Ladysmith is unlikely to reach a crisis with its water supply any time soon. But a water crisis will be an annual occurrence if something isn’t done to increase capacity by 2054.
Those were the findings of a Tetra Tech EBA study into the town’s water supply unveiled to the public during a meeting last week at Aggie Hall. About 100 people from Ladysmith, Saltair and the Diamond area attended the meeting that considered the alternatives for the community’s future following five different options.
“The rainfall and precipitation indicates we’re good into the future for a long way,” said Ladysmith Mayor Rob Hutchins. “It’s not a question of not having a water source, our problem is capturing that water and making sure it gets to our community.”
This first option looked at existing conditions with a Banon Creek diversion to Holland Lake. The town would continue to draw water form the Chicken Ladder intake on Holland Creek as well as from the Stocking Lake source that supplies Saltair. With the current population figures of 8,077 for Ladysmith itself and 10,513 for the area that also includes Saltair and Diamond, the model showed the current water supply could meet demand every year over a 51-year period. But by 2054 when the system would need to supply an estimated population of more than 25,000, the study showed that minimum lake level would be reached every year.
Some of the other options looked at included a water treatment plant, a diversion pipeline between Holland Lake and Stocking Lake, additional storage at the Chicken Ladder balancing reservoir and raising the Holland Lake dams by 1.5 metres. The pipeline would reduce the prospect of reaching minimum lake level to every 13 years by 2054, while the options for Chicken Ladder storage and raised Holland Lake dams would both be able to meet 2054 water demands. But by 2080, only the option including both Chicken Ladder storage and raised dam levels would avert an annual water crisis for the estimated 40,000 population.
John Manson, the town’s director of infrastructure service, said a pipeline and Chicken Ladder storage will be needed to meet the expected demand over the next 20 years.
“We don’t have a shortage of water; we have a shortage of storage,” said Manson.
While the pipeline and Chicken Ladder storage were seen as the preferred method to meet the community’s needs over the short term, Hutchins believes raising the Holland Lake dams should be given greater priority. He said that it would provide a greater comfort level for residents as well as the ecological health of the creek and would provide the necessary redundancy should the region experience California-like drought conditions.
“November, December, January of this past year were the driest on Vancouver Island in the last 100 years,” he said, adding that while February and March brought heavy rains, they came at a time when reservoir levels were already at capacity. “Why wouldn’t we capture that water?”
The town has already commissioned a modeling study to look into a filtration plant to address the turbidity issues in Holland Creek.
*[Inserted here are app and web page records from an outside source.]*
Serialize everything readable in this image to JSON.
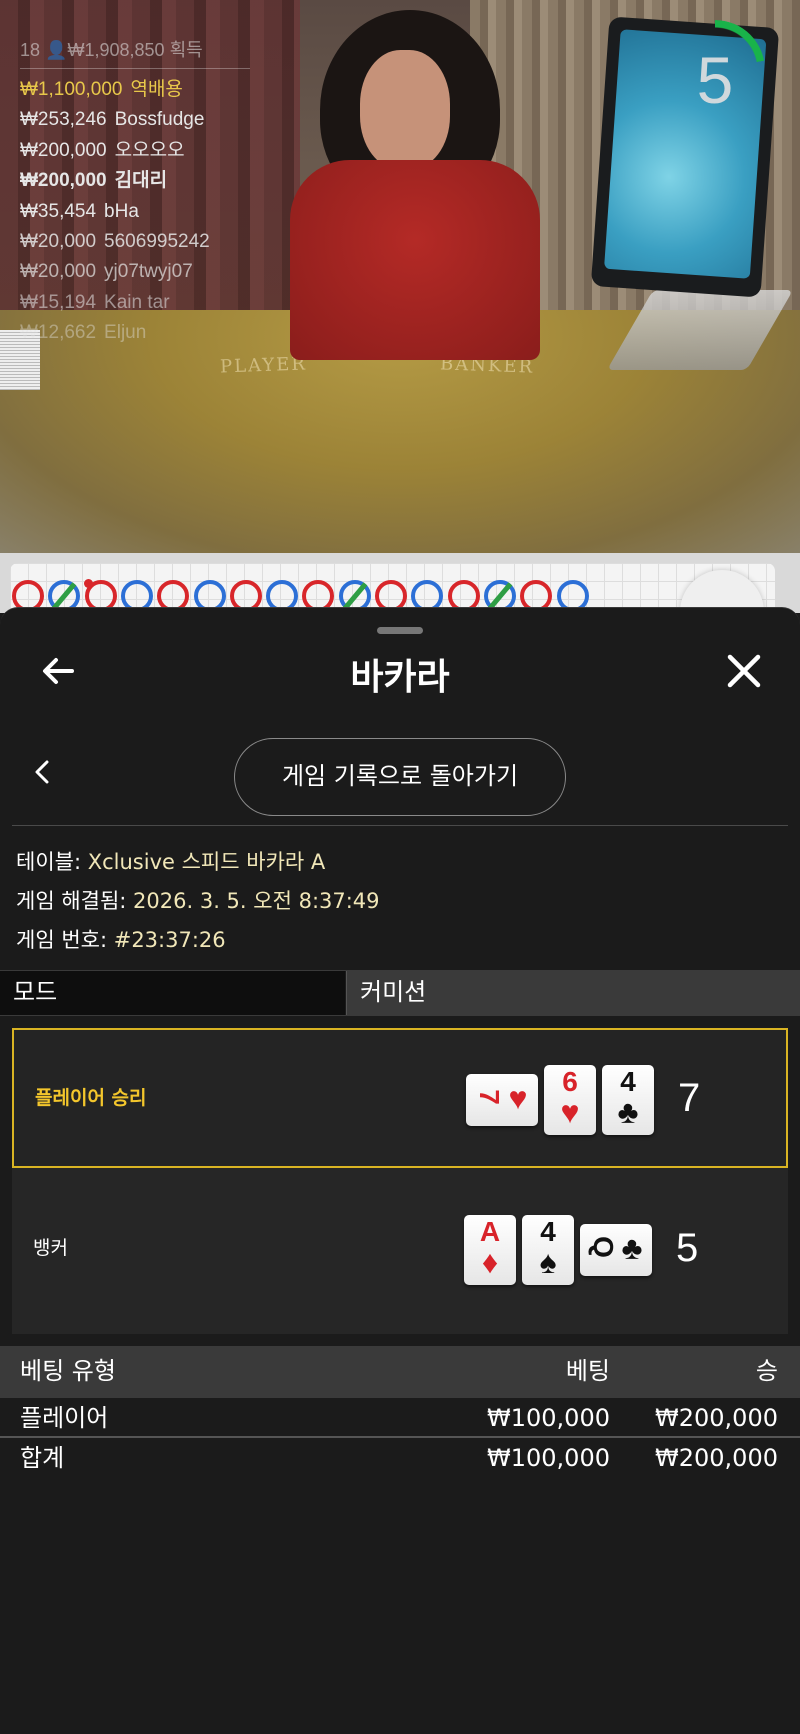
{
  "video": {
    "countdown": "5",
    "felt_player": "PLAYER",
    "felt_banker": "BANKER",
    "winners_header": {
      "count": "18",
      "amount": "₩1,908,850",
      "suffix": "획득"
    },
    "winners": [
      {
        "amount": "₩1,100,000",
        "name": "역배용",
        "style": "gold"
      },
      {
        "amount": "₩253,246",
        "name": "Bossfudge",
        "style": ""
      },
      {
        "amount": "₩200,000",
        "name": "오오오오",
        "style": ""
      },
      {
        "amount": "₩200,000",
        "name": "김대리",
        "style": "bold"
      },
      {
        "amount": "₩35,454",
        "name": "bHa",
        "style": ""
      },
      {
        "amount": "₩20,000",
        "name": "5606995242",
        "style": "dim1"
      },
      {
        "amount": "₩20,000",
        "name": "yj07twyj07",
        "style": "dim2"
      },
      {
        "amount": "₩15,194",
        "name": "Kain tar",
        "style": "dim3"
      },
      {
        "amount": "₩12,662",
        "name": "Eljun",
        "style": "dim4"
      }
    ]
  },
  "roadmap": {
    "beads": [
      "r",
      "b-tie",
      "r-pair",
      "b",
      "r",
      "b",
      "r",
      "b",
      "r",
      "b-tie",
      "r",
      "b",
      "r",
      "b-tie",
      "r",
      "b"
    ]
  },
  "sheet": {
    "title": "바카라",
    "back_icon": "arrow-left-icon",
    "close_icon": "close-icon",
    "history_button": "게임 기록으로 돌아가기",
    "info": {
      "table_label": "테이블:",
      "table_value": "Xclusive 스피드 바카라 A",
      "resolved_label": "게임 해결됨:",
      "resolved_value": "2026. 3. 5. 오전 8:37:49",
      "game_no_label": "게임 번호:",
      "game_no_value": "#23:37:26"
    },
    "tabs": {
      "mode": "모드",
      "commission": "커미션"
    },
    "player": {
      "label": "플레이어 승리",
      "score": "7",
      "cards": [
        {
          "rank": "7",
          "suit": "♥",
          "color": "red",
          "sideways": true
        },
        {
          "rank": "6",
          "suit": "♥",
          "color": "red",
          "sideways": false
        },
        {
          "rank": "4",
          "suit": "♣",
          "color": "blk",
          "sideways": false
        }
      ]
    },
    "banker": {
      "label": "뱅커",
      "score": "5",
      "cards": [
        {
          "rank": "A",
          "suit": "♦",
          "color": "red",
          "sideways": false
        },
        {
          "rank": "4",
          "suit": "♠",
          "color": "blk",
          "sideways": false
        },
        {
          "rank": "Q",
          "suit": "♣",
          "color": "blk",
          "sideways": true
        }
      ]
    },
    "bets": {
      "headers": {
        "type": "베팅 유형",
        "bet": "베팅",
        "win": "승"
      },
      "rows": [
        {
          "type": "플레이어",
          "bet": "₩100,000",
          "win": "₩200,000"
        }
      ],
      "total": {
        "type": "합계",
        "bet": "₩100,000",
        "win": "₩200,000"
      }
    }
  }
}
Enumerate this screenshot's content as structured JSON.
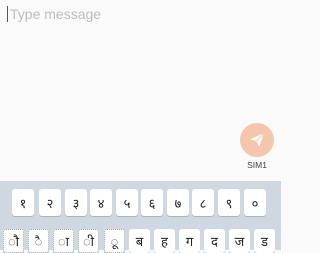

Council will now go over the findings of the study to go over options for the community’s long-term needs.
The study was requested after a proposal to extend the town’s boundaries to include the proposed Couverdon development was defeated through the alternate approval process.
“One of the issues that came forward at council very clearly was that there was a concern that boundary expansion and potentially development would threaten our water supply, do we have enough water for it,” said Hutchins. “Even though we’ve done pretty careful analysis over the years on water supply and making sure we have adequate water for our growing population, there was obviously doubt within the community.”
The town has set aside the date of Oct. 1 for a hearing on the proposed Couverdon development.
“We made a commitment back in April that we’re not even going to consider that question about a referendum until we’ve received this [water] study,” said Hutchins.